“I had coffee with [Carpenter] before he went home for the offseason,” Mozeliak said. “He wasn’t pleased with the year he had, he had higher expectations. He’s going to spend his offseason preparing and trying to do some things to help to change that trajectory. Our expectation for him next season is for him to be a contributing member in that order, and he wants to do everything he can to be a part of that.”
The Cardinals are hoping that most of the offensive upgrades come internally, with their veteran players having better years and their top prospects emerging. They’re going to look at both the free-agent and trade markets for opportunistic additions, but it likely won’t be big-name players.
“Even as you think about our club and how it was built this year, there’s not a lot of room for change, but we recognize if we can create some, we should,” Mozeliak said. “… Things could happen, there could be trades. But how does our offense get better, it’s not by one position. It’s by collectively producing more.”
Reliever Jordan Hicks, who had Tommy John surgery in June, is staying in St. Louis this offseason to work with the Cardinals’ rehab team. It was too early for Mozeliak to project Hicks’ 2020 outlook, but rehab has been going smoothly for the 23-year-old right-hander. The Cardinals expect Hicks to be back as the closer at some point in 2020.
Brett Cecil -- who is part of the Cardinals’ payroll limitation after signing a four-year, $30.5 million contract that takes him through 2020 -- is still a question mark heading into the offseason and Spring Training. The lefty reliever missed all of '19 with carpal tunnel syndrome.
“We don’t know,” Mozeliak said. “He missed a lot of time. He’s going to spend his offseason in Jupiter, so he’s going to be working with our rehab team down there.
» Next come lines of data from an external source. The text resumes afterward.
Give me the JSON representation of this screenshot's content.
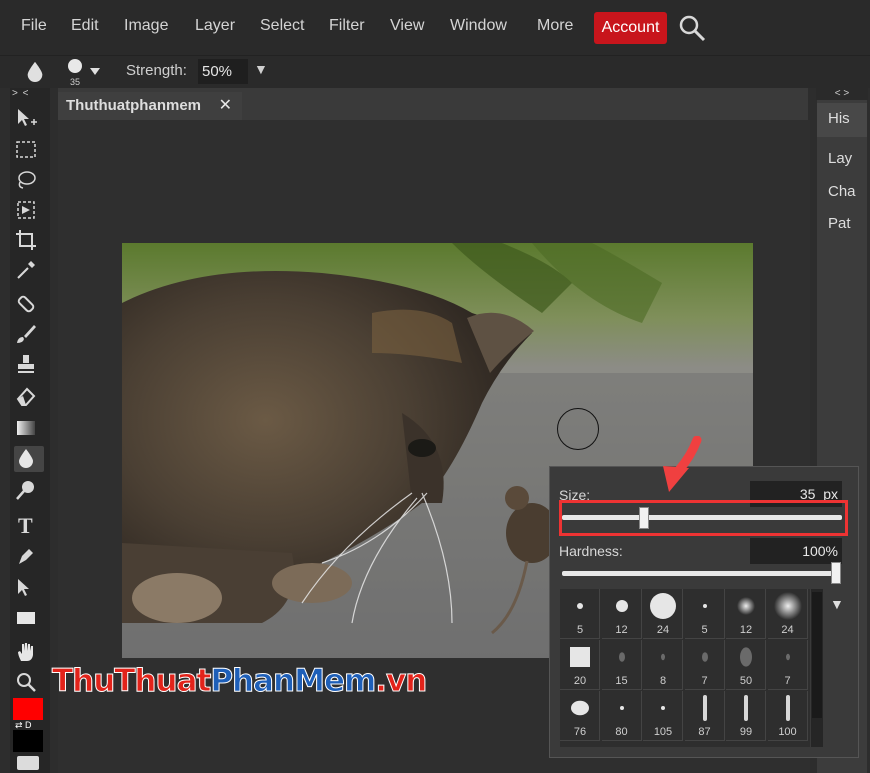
{
  "menubar": {
    "items": [
      "File",
      "Edit",
      "Image",
      "Layer",
      "Select",
      "Filter",
      "View",
      "Window",
      "More"
    ],
    "account": "Account",
    "colors": {
      "account_bg": "#c8151c"
    }
  },
  "options": {
    "brush_size": "35",
    "strength_label": "Strength:",
    "strength_value": "50%"
  },
  "toolbar": {
    "collapse": "> <",
    "tools": [
      "move-icon",
      "marquee-icon",
      "lasso-icon",
      "wand-icon",
      "crop-icon",
      "eyedropper-icon",
      "heal-icon",
      "brush-icon",
      "stamp-icon",
      "eraser-icon",
      "gradient-icon",
      "drop-icon",
      "sponge-icon",
      "type-icon",
      "pen-icon",
      "path-select-icon",
      "shape-icon",
      "hand-icon",
      "zoom-icon"
    ],
    "active_tool": "drop-icon",
    "fg_color": "#ff0000",
    "bg_color": "#000000",
    "swap_label": "⇄ D"
  },
  "document": {
    "tab_title": "Thuthuatphanmem",
    "tab_close": "✕"
  },
  "right_panel": {
    "collapse": "< >",
    "items": [
      "His",
      "Lay",
      "Cha",
      "Pat"
    ]
  },
  "brush_popup": {
    "size_label": "Size:",
    "size_value": "35",
    "size_unit": "px",
    "size_fraction": 0.25,
    "hardness_label": "Hardness:",
    "hardness_value": "100%",
    "hardness_fraction": 1.0,
    "presets": [
      {
        "label": "5"
      },
      {
        "label": "12"
      },
      {
        "label": "24"
      },
      {
        "label": "5"
      },
      {
        "label": "12"
      },
      {
        "label": "24"
      },
      {
        "label": "20"
      },
      {
        "label": "15"
      },
      {
        "label": "8"
      },
      {
        "label": "7"
      },
      {
        "label": "50"
      },
      {
        "label": "7"
      },
      {
        "label": "76"
      },
      {
        "label": "80"
      },
      {
        "label": "105"
      },
      {
        "label": "87"
      },
      {
        "label": "99"
      },
      {
        "label": "100"
      }
    ]
  },
  "watermark": {
    "part1": "ThuThuat",
    "part2": "PhanMem",
    "part3": ".vn"
  }
}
Hopefully he’s someone who could contribute, but it’s a big question mark what we’re going to get. He’s got to prepare himself for the year.”
Alex Reyes last threw in the Minors on June 23 and missed the rest of the year with a right pectoral strain, making it three straight years that the former top prospect has been sidelined with injuries. The Cardinals are hoping that 2020 will be different.
“He checked out healthy at the end of the year,” Mozeliak said. “We’re encouraging him to have a quiet offseason and report to Jupiter in early January at some point and begin his throwing program.”
Anne Rogers covers the Cardinals for MLB.com. Follow her on Twitter @anne__rogers and on Facebook.